AN: I noticed you guys played some songs you don’t normally play, was there a specific reason for that?

RS: I think that has to do with just wanting to keep each performance fresh. Change it up. Do songs that people may have never heard live before. Do acoustic versions of songs that have never been done before. We have done the entire Dirt, Jar of Flies and Facelift Albums before, and some songs work well live and others don’t. We have yet to do the entire SAP and Alice in Chains (Tripod) albums yet…..and yet to do Mad Season Above in it’s entirety. But…I’m sure we will….soon.

AN: For someone that has been attending your shows regularly over the years, I noticed this year in particular was nothing short of electrifying, did you feel that too? And if you did, why do you think that is?

RS: Well, let’s put it this way, we knew this weekend was going to be magical. We didn’t know why or how, we just knew it. And it was. The entire weekend was absolutely magical and we are so happy that people from all over the country and all over the world were able to be a part of this celebration of life and music and memory. We feel so tremendously blessed to be just a small part of some aspect that does its best to provide a time and a place for the friends, families and fans that adored this music and these lives so very dearly and so very much. We feel honored to have been a part of it and it is an absolute privilege for us to be able to do this for so many people that love and adore Alice in Chains and Seattle music in general. We feel very full, thankful and grateful.

AN: What does it feel like to have a sold out show?

RS: AMAZBALLS dripping with AWESOMESAUCE!! When it came down that by 8:30pm, 15 minutes before the show….IT WAS SOLD OUT!?!? On Layne’s B-Day Party Celebration!?!? I just chuckled to myself and said “Thank you Layne, Thank You Mike, Thank You Andrew, Thank You Kurt. Let’s go have some fun, guys! You guys Rock.”
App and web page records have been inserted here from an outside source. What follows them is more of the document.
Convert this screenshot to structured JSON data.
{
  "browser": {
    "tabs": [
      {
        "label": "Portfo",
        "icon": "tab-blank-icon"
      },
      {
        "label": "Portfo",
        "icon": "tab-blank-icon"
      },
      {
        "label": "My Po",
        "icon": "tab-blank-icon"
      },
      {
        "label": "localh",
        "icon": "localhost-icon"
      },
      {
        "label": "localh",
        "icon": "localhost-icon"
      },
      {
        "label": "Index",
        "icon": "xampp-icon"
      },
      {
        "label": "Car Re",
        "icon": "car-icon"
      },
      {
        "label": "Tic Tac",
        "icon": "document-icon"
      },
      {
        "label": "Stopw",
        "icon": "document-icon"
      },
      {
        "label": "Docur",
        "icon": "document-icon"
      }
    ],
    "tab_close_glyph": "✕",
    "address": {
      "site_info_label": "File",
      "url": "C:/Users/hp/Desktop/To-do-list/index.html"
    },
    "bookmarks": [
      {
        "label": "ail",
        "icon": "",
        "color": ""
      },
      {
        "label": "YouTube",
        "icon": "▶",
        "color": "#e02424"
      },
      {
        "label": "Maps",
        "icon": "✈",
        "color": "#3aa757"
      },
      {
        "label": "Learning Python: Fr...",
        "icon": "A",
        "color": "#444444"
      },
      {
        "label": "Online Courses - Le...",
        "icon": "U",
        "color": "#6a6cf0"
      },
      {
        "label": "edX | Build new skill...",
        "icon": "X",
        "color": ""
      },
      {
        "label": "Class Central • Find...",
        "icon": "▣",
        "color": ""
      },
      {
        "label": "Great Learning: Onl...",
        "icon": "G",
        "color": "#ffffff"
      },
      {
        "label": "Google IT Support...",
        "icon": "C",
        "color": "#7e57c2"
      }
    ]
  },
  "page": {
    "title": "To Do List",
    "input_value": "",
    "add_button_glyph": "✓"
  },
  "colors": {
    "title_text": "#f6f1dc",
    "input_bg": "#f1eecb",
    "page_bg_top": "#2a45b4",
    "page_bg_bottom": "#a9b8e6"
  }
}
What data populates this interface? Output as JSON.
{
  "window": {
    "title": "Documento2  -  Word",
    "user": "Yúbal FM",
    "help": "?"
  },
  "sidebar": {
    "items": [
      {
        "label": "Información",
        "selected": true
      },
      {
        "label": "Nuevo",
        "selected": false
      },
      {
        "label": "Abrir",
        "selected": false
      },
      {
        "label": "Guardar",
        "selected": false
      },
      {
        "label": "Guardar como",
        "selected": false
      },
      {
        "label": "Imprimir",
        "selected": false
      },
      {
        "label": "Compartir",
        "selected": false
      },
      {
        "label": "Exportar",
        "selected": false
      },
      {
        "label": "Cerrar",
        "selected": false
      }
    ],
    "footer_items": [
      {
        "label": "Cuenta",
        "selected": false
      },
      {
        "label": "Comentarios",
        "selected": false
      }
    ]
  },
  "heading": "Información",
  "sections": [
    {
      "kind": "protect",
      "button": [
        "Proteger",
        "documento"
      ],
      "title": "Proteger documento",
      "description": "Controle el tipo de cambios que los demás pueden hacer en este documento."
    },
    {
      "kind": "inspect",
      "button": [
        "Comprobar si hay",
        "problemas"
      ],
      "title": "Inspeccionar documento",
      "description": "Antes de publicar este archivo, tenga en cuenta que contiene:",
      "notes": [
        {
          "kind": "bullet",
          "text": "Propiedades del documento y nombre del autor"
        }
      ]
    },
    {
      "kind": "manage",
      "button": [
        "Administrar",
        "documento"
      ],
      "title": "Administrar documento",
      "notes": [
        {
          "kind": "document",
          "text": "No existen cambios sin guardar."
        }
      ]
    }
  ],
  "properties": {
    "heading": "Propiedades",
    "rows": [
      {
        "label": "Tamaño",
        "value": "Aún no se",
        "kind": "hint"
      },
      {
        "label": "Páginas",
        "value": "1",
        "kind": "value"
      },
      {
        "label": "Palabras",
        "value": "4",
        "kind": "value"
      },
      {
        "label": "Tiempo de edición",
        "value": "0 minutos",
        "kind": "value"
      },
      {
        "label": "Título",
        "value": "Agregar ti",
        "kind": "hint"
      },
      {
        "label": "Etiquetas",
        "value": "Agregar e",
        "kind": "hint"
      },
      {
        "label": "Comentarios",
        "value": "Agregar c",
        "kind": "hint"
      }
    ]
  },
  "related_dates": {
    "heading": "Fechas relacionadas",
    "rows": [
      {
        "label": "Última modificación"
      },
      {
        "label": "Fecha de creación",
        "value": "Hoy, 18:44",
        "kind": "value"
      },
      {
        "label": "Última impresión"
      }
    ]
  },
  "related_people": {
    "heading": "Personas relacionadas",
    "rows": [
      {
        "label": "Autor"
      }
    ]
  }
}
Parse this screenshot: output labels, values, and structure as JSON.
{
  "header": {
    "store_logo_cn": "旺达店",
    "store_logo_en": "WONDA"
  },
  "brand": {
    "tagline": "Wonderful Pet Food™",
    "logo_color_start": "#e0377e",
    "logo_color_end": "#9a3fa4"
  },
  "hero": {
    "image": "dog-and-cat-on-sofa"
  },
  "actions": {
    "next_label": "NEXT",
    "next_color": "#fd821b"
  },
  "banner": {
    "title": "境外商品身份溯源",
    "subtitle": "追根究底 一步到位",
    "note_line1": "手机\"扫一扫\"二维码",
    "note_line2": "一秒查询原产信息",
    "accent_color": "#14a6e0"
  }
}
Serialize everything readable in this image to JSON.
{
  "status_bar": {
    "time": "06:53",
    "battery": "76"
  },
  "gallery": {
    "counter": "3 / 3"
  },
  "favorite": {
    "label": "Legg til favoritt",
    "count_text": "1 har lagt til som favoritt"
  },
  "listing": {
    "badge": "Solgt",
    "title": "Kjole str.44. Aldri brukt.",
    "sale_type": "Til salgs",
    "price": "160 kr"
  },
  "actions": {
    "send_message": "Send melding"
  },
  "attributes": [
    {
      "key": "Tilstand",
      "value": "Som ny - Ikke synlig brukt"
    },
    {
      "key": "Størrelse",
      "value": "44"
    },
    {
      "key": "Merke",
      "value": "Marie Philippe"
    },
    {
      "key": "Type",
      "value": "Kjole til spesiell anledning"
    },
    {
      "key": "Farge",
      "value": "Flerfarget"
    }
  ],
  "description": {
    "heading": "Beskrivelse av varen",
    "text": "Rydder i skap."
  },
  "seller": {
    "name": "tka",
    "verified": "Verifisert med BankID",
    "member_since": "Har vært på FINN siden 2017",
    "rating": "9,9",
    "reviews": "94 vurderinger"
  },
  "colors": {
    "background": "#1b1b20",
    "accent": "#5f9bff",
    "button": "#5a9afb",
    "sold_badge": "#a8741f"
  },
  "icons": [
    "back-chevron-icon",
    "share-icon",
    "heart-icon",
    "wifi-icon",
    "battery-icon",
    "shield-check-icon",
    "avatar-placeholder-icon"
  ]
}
AND THEY DID ROCK….the entire night.  Portions of the proceeds from the weekend’s events goes to the Layne Staley Memorial Fund through Therapeutic Health Services in Seattle; if you’d like to donate, click here.

I briefly spoke with Pino Foderaro, the guitarist for Poottana..Play for Money.  He told me (on behalf of himself and the band) that it was the Seattle music that brought them here. He said the main reason they came back is because they felt loved by so many people. In Italy, they also do their own annual tributes for Layne and Mike in April. They also donate a portion of the proceeds from their events to the Layne Staley Memorial Fund through Therapeutic Health Services also.

I would like to take the opportunity to introduce the band members by name and how long they’ve been playing with Jar of Flies and Outshined.

Jar of Flies and Outshined are:

Rane Stone- Vocalist for Jar of Flies, since 2005
Kevin Hoffman-Vocalist for Outshined, since 2012
JT Phillips- Guitarist for Jar of Flies/Outshined, since 2006
Shannon Sharp- Guitarist for Jar of Flies/Outshined, since 2006
Daryl Williams-Drums for Jar of Flies/Outshined, since 2005
Lee Bruso- Bassist for Jar of Flies/Outshined, since 2013

You can find Jar of Flies and https://www.facebook.com/outshinedtribute?fref=ts” title=”Outshined” target=”_blank”>Outshined on Facebook to check out where they are performing next, you’ll definitely want to see them.

Thanks to all of the band members for allowing Alternative Nation into their world for one night. Special thanks to JT Phillips for making all the arrangements.